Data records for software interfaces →

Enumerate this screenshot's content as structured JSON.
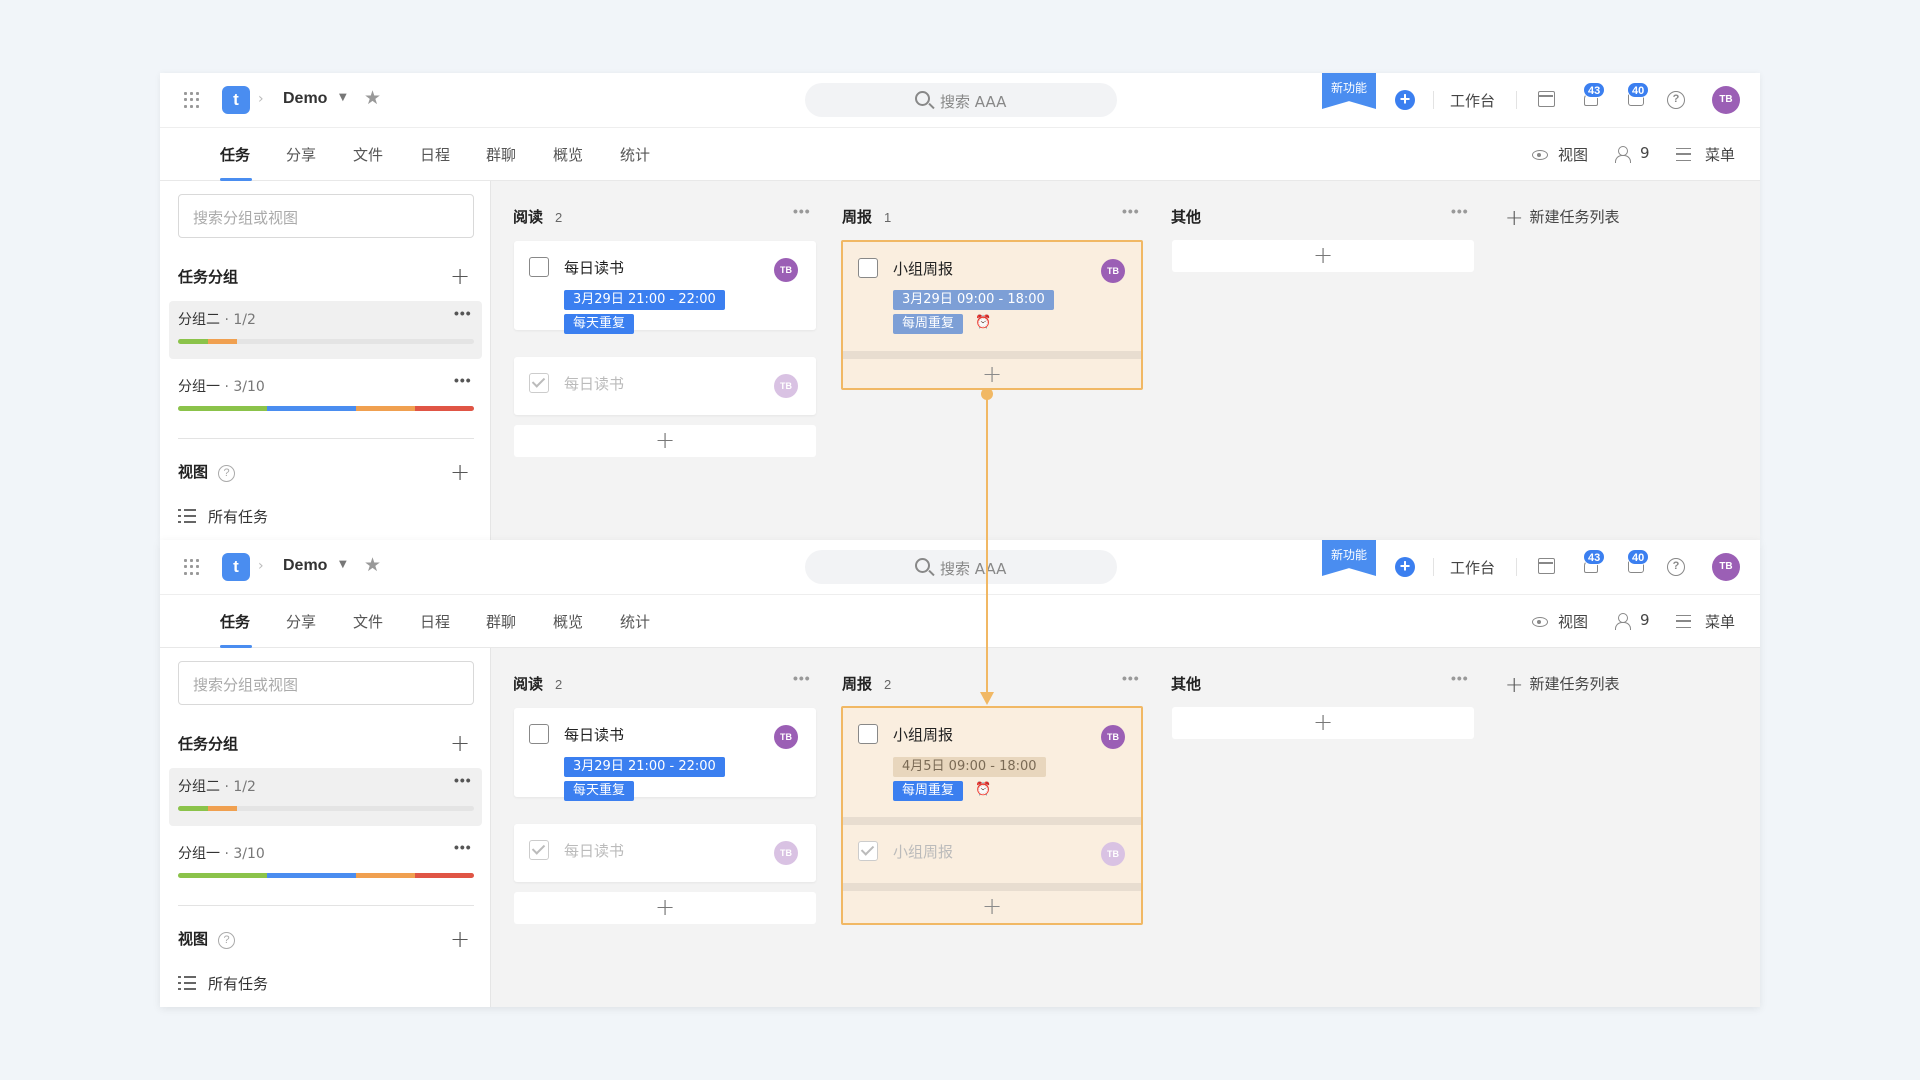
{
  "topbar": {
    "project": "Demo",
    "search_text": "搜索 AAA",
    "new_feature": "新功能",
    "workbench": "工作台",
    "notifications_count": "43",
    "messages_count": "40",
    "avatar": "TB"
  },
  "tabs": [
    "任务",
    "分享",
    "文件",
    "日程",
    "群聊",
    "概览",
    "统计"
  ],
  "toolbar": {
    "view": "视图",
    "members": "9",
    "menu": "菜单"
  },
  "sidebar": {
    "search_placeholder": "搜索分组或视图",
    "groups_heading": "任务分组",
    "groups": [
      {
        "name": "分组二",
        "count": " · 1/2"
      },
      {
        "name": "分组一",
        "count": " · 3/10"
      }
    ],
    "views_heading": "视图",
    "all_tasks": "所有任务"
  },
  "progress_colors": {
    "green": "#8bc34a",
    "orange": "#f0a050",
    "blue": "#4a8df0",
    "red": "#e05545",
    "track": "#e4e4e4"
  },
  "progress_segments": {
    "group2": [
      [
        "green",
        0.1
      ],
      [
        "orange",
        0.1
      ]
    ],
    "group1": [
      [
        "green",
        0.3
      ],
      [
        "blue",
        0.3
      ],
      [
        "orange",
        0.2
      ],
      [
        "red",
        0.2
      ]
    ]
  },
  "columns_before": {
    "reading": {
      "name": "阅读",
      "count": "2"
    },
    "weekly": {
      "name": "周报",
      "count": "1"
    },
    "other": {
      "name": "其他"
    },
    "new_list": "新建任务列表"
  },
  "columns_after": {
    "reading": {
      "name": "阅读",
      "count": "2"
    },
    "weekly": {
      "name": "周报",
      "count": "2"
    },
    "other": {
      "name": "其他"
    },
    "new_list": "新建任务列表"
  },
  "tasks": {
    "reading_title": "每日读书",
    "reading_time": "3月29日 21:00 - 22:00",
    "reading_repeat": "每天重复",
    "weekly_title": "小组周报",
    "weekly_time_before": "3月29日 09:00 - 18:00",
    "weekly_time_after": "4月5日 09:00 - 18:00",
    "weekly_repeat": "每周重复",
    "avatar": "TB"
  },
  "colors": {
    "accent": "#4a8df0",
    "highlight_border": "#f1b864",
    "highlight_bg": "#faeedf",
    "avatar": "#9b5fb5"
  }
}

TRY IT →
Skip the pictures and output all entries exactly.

RESULT FOR THIS TASK →
Enumerate this screenshot's content as structured JSON.
{
  "topbar": {
    "project": "Demo",
    "search_text": "搜索 AAA",
    "new_feature": "新功能",
    "workbench": "工作台",
    "notifications_count": "43",
    "messages_count": "40",
    "avatar": "TB"
  },
  "tabs": [
    "任务",
    "分享",
    "文件",
    "日程",
    "群聊",
    "概览",
    "统计"
  ],
  "toolbar": {
    "view": "视图",
    "members": "9",
    "menu": "菜单"
  },
  "sidebar": {
    "search_placeholder": "搜索分组或视图",
    "groups_heading": "任务分组",
    "groups": [
      {
        "name": "分组二",
        "count": " · 1/2"
      },
      {
        "name": "分组一",
        "count": " · 3/10"
      }
    ],
    "views_heading": "视图",
    "all_tasks": "所有任务"
  },
  "progress_colors": {
    "green": "#8bc34a",
    "orange": "#f0a050",
    "blue": "#4a8df0",
    "red": "#e05545",
    "track": "#e4e4e4"
  },
  "progress_segments": {
    "group2": [
      [
        "green",
        0.1
      ],
      [
        "orange",
        0.1
      ]
    ],
    "group1": [
      [
        "green",
        0.3
      ],
      [
        "blue",
        0.3
      ],
      [
        "orange",
        0.2
      ],
      [
        "red",
        0.2
      ]
    ]
  },
  "columns_before": {
    "reading": {
      "name": "阅读",
      "count": "2"
    },
    "weekly": {
      "name": "周报",
      "count": "1"
    },
    "other": {
      "name": "其他"
    },
    "new_list": "新建任务列表"
  },
  "columns_after": {
    "reading": {
      "name": "阅读",
      "count": "2"
    },
    "weekly": {
      "name": "周报",
      "count": "2"
    },
    "other": {
      "name": "其他"
    },
    "new_list": "新建任务列表"
  },
  "tasks": {
    "reading_title": "每日读书",
    "reading_time": "3月29日 21:00 - 22:00",
    "reading_repeat": "每天重复",
    "weekly_title": "小组周报",
    "weekly_time_before": "3月29日 09:00 - 18:00",
    "weekly_time_after": "4月5日 09:00 - 18:00",
    "weekly_repeat": "每周重复",
    "avatar": "TB"
  },
  "colors": {
    "accent": "#4a8df0",
    "highlight_border": "#f1b864",
    "highlight_bg": "#faeedf",
    "avatar": "#9b5fb5"
  }
}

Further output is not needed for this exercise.